(Data to process Opens)

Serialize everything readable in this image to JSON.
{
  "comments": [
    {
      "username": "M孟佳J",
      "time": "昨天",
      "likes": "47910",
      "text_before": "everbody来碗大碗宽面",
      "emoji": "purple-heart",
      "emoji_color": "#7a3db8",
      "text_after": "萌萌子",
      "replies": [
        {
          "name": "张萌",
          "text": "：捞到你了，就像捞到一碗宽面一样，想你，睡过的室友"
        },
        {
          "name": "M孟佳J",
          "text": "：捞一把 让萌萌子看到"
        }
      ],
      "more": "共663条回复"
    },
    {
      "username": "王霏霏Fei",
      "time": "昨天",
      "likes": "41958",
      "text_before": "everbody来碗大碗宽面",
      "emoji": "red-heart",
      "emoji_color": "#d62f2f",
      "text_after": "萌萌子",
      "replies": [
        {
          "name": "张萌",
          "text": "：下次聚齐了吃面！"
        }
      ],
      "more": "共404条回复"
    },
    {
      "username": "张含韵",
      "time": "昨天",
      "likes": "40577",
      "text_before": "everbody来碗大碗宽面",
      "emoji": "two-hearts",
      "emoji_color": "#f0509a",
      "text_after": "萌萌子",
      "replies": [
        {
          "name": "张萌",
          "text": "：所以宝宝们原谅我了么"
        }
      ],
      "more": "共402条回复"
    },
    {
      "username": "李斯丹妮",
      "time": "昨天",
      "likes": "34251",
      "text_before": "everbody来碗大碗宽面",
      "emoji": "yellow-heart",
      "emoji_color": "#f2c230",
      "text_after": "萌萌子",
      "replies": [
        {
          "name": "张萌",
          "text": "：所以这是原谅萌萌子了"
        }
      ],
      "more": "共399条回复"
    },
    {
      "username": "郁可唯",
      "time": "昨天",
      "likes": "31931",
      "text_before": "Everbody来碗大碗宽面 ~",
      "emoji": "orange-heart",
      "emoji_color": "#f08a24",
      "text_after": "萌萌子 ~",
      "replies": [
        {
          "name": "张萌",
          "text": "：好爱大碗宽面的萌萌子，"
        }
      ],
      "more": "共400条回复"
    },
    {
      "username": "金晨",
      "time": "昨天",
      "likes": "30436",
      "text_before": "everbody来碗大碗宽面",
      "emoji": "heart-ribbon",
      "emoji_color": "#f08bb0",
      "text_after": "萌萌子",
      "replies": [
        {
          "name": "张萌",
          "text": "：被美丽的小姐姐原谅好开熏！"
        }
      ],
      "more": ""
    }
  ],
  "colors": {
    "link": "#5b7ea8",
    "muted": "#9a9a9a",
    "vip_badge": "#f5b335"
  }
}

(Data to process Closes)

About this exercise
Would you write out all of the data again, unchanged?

Result of this exercise
Serialize everything readable in this image to JSON.
{
  "comments": [
    {
      "username": "M孟佳J",
      "time": "昨天",
      "likes": "47910",
      "text_before": "everbody来碗大碗宽面",
      "emoji": "purple-heart",
      "emoji_color": "#7a3db8",
      "text_after": "萌萌子",
      "replies": [
        {
          "name": "张萌",
          "text": "：捞到你了，就像捞到一碗宽面一样，想你，睡过的室友"
        },
        {
          "name": "M孟佳J",
          "text": "：捞一把 让萌萌子看到"
        }
      ],
      "more": "共663条回复"
    },
    {
      "username": "王霏霏Fei",
      "time": "昨天",
      "likes": "41958",
      "text_before": "everbody来碗大碗宽面",
      "emoji": "red-heart",
      "emoji_color": "#d62f2f",
      "text_after": "萌萌子",
      "replies": [
        {
          "name": "张萌",
          "text": "：下次聚齐了吃面！"
        }
      ],
      "more": "共404条回复"
    },
    {
      "username": "张含韵",
      "time": "昨天",
      "likes": "40577",
      "text_before": "everbody来碗大碗宽面",
      "emoji": "two-hearts",
      "emoji_color": "#f0509a",
      "text_after": "萌萌子",
      "replies": [
        {
          "name": "张萌",
          "text": "：所以宝宝们原谅我了么"
        }
      ],
      "more": "共402条回复"
    },
    {
      "username": "李斯丹妮",
      "time": "昨天",
      "likes": "34251",
      "text_before": "everbody来碗大碗宽面",
      "emoji": "yellow-heart",
      "emoji_color": "#f2c230",
      "text_after": "萌萌子",
      "replies": [
        {
          "name": "张萌",
          "text": "：所以这是原谅萌萌子了"
        }
      ],
      "more": "共399条回复"
    },
    {
      "username": "郁可唯",
      "time": "昨天",
      "likes": "31931",
      "text_before": "Everbody来碗大碗宽面 ~",
      "emoji": "orange-heart",
      "emoji_color": "#f08a24",
      "text_after": "萌萌子 ~",
      "replies": [
        {
          "name": "张萌",
          "text": "：好爱大碗宽面的萌萌子，"
        }
      ],
      "more": "共400条回复"
    },
    {
      "username": "金晨",
      "time": "昨天",
      "likes": "30436",
      "text_before": "everbody来碗大碗宽面",
      "emoji": "heart-ribbon",
      "emoji_color": "#f08bb0",
      "text_after": "萌萌子",
      "replies": [
        {
          "name": "张萌",
          "text": "：被美丽的小姐姐原谅好开熏！"
        }
      ],
      "more": ""
    }
  ],
  "colors": {
    "link": "#5b7ea8",
    "muted": "#9a9a9a",
    "vip_badge": "#f5b335"
  }
}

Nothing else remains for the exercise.